§ ABOUT THIS EXERCISE
Set down every record once more, exactly as given.

§ AVAILABLE DATA

===

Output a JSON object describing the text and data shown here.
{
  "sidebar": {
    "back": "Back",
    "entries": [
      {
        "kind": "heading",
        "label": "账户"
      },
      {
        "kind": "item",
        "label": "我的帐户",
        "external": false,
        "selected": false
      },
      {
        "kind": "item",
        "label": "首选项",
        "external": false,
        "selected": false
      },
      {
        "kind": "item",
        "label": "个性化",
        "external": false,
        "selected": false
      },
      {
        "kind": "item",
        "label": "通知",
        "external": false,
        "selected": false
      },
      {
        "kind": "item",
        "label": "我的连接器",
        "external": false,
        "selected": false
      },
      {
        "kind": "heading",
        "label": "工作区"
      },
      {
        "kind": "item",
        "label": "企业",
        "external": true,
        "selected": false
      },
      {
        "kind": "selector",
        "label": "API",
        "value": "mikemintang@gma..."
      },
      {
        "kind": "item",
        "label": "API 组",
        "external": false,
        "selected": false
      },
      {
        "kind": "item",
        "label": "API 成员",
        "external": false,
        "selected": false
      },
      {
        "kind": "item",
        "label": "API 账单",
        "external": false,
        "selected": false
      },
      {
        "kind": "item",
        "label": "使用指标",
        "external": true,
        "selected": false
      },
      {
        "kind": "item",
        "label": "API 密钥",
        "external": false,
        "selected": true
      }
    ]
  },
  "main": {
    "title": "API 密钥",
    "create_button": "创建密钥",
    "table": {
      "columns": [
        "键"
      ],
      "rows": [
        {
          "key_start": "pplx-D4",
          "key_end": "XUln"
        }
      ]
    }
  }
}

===

§ ANSWER BELOW
Output a JSON object describing the text and data shown here.
{
  "sidebar": {
    "back": "Back",
    "entries": [
      {
        "kind": "heading",
        "label": "账户"
      },
      {
        "kind": "item",
        "label": "我的帐户",
        "external": false,
        "selected": false
      },
      {
        "kind": "item",
        "label": "首选项",
        "external": false,
        "selected": false
      },
      {
        "kind": "item",
        "label": "个性化",
        "external": false,
        "selected": false
      },
      {
        "kind": "item",
        "label": "通知",
        "external": false,
        "selected": false
      },
      {
        "kind": "item",
        "label": "我的连接器",
        "external": false,
        "selected": false
      },
      {
        "kind": "heading",
        "label": "工作区"
      },
      {
        "kind": "item",
        "label": "企业",
        "external": true,
        "selected": false
      },
      {
        "kind": "selector",
        "label": "API",
        "value": "mikemintang@gma..."
      },
      {
        "kind": "item",
        "label": "API 组",
        "external": false,
        "selected": false
      },
      {
        "kind": "item",
        "label": "API 成员",
        "external": false,
        "selected": false
      },
      {
        "kind": "item",
        "label": "API 账单",
        "external": false,
        "selected": false
      },
      {
        "kind": "item",
        "label": "使用指标",
        "external": true,
        "selected": false
      },
      {
        "kind": "item",
        "label": "API 密钥",
        "external": false,
        "selected": true
      }
    ]
  },
  "main": {
    "title": "API 密钥",
    "create_button": "创建密钥",
    "table": {
      "columns": [
        "键"
      ],
      "rows": [
        {
          "key_start": "pplx-D4",
          "key_end": "XUln"
        }
      ]
    }
  }
}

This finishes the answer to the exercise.